Microsoft has reportedly proposed a solution to address possible EU antitrust violations by offering different prices for its Office product with or without the Teams app. According to sources familiar with the matter, Microsoft has been working to address the concerns of the EU competition enforcer since last year after a complaint by Salesforce-owned workspace messaging app Slack.
In 2020, Slack alleged that Microsoft had unfairly integrated Teams into its Office product, and the EU has since received several other complaints regarding Microsoft’s conduct in relation to its Teams product.
Microsoft introduced Teams in 2017 to compete in the rapidly growing and lucrative workplace collaboration market, but its integration with Office has drawn scrutiny from regulators. Microsoft has stated that it continues to engage with the European Commission and is open to pragmatic solutions that address the concerns of regulators while serving its customers well.
The EU antitrust watchdog is currently seeking feedback from Microsoft’s rivals on the proposed solution. This move comes after the European Commission previously fined Microsoft 2.2 billion euros ($2.4 billion) for practices that violated EU competition rules, including tying or bundling multiple products together.
As Microsoft seeks to address potential antitrust concerns, the company’s willingness to offer a separate pricing option for Office with and without Teams could be a step towards avoiding another hefty fine from the European Commission. While this proposal is currently under review, it remains to be seen whether it will satisfy regulators’ concerns regarding competition in the workplace collaboration market.
As companies continue to adapt to remote work environments, workplace collaboration tools such as Teams and Slack have become increasingly popular. However, concerns regarding antitrust violations and unfair competition practices have arisen as major tech players seek to dominate this lucrative market. As such, it is essential for companies to be mindful of potential regulatory risks and work proactively to address any concerns raised by regulators.
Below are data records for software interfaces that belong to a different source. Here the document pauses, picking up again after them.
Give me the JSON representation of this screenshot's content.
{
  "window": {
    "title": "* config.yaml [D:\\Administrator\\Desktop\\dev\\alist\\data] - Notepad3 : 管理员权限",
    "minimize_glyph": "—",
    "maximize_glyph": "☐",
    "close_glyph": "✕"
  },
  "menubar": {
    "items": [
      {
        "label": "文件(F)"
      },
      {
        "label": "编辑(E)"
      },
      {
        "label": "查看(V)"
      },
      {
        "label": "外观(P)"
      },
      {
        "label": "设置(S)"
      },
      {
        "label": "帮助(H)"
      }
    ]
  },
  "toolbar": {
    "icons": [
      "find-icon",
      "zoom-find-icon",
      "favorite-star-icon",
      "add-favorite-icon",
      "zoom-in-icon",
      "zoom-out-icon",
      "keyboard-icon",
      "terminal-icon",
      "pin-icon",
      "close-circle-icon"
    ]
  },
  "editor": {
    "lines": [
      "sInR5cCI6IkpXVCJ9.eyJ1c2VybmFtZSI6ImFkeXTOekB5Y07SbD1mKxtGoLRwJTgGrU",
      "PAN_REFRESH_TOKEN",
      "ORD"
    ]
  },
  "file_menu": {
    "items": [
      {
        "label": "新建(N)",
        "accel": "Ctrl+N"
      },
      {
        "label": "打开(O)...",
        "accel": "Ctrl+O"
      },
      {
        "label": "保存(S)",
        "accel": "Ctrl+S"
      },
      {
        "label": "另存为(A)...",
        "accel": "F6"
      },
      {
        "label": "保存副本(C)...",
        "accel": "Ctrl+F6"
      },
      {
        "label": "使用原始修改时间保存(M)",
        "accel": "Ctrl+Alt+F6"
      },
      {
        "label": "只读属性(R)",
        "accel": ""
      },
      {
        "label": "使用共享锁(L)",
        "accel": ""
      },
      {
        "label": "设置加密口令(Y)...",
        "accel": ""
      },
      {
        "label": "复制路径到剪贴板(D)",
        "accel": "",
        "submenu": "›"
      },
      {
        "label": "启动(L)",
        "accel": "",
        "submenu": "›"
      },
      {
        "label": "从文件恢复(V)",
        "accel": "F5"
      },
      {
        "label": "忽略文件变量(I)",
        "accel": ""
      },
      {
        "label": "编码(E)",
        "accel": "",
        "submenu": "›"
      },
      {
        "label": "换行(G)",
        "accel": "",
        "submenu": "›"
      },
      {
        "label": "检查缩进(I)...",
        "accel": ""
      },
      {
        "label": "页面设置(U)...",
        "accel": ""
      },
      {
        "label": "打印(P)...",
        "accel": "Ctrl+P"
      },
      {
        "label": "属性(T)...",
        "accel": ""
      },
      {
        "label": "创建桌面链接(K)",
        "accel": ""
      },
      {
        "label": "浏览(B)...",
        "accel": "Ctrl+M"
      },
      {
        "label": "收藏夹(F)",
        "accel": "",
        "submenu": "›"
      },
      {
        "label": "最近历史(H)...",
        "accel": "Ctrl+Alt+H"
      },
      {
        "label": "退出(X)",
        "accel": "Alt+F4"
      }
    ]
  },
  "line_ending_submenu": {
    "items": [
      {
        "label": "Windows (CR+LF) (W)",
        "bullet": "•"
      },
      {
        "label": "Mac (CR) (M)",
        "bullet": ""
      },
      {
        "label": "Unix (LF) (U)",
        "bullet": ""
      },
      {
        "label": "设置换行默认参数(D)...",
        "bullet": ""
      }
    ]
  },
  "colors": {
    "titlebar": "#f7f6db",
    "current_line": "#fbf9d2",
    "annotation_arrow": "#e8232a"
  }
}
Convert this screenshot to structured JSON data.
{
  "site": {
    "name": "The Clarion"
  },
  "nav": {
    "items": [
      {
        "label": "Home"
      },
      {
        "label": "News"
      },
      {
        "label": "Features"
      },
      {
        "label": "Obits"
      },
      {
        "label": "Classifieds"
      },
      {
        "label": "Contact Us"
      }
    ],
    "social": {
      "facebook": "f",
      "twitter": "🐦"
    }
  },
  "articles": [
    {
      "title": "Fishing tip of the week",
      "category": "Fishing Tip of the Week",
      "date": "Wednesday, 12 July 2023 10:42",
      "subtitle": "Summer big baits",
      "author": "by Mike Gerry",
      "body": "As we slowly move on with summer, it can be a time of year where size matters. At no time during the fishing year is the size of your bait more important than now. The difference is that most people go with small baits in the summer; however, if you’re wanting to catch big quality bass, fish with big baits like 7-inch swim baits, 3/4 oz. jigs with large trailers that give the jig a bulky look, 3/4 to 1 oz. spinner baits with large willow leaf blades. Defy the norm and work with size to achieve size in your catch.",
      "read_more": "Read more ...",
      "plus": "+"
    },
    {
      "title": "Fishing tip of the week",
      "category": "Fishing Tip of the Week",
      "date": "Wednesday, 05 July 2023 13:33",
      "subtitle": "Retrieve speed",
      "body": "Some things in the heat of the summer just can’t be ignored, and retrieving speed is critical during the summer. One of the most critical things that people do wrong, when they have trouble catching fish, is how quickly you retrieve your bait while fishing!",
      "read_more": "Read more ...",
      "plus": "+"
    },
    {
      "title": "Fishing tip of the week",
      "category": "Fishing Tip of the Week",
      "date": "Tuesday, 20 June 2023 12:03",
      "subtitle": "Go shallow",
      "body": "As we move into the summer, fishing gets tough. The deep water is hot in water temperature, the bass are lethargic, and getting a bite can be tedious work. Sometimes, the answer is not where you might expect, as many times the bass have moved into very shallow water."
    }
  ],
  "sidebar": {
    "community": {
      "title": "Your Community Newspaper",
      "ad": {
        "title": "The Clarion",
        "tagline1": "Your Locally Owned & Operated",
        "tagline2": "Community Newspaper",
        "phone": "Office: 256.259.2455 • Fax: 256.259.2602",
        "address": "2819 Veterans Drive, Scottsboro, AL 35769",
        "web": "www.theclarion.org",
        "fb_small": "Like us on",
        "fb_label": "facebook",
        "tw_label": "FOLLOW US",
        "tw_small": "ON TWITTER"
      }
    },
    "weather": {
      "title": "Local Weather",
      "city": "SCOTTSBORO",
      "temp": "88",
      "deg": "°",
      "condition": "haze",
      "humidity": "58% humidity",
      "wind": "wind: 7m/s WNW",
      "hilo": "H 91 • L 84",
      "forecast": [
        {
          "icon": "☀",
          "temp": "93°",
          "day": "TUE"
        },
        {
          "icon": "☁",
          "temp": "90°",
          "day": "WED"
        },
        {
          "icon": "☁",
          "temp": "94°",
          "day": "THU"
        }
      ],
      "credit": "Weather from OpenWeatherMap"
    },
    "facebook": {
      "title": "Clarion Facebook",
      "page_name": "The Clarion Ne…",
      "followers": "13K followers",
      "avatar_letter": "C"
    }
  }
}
In conclusion, Microsoft’s proposal to offer different pricing options for its Office product in response to EU antitrust concerns is a step towards resolving potential regulatory issues. While it remains to be seen whether this proposal will be accepted by regulators, it is essential for companies to be proactive in addressing potential antitrust violations and working to ensure fair competition in the market. By doing so, companies can avoid hefty fines and build trust with customers and regulators alike.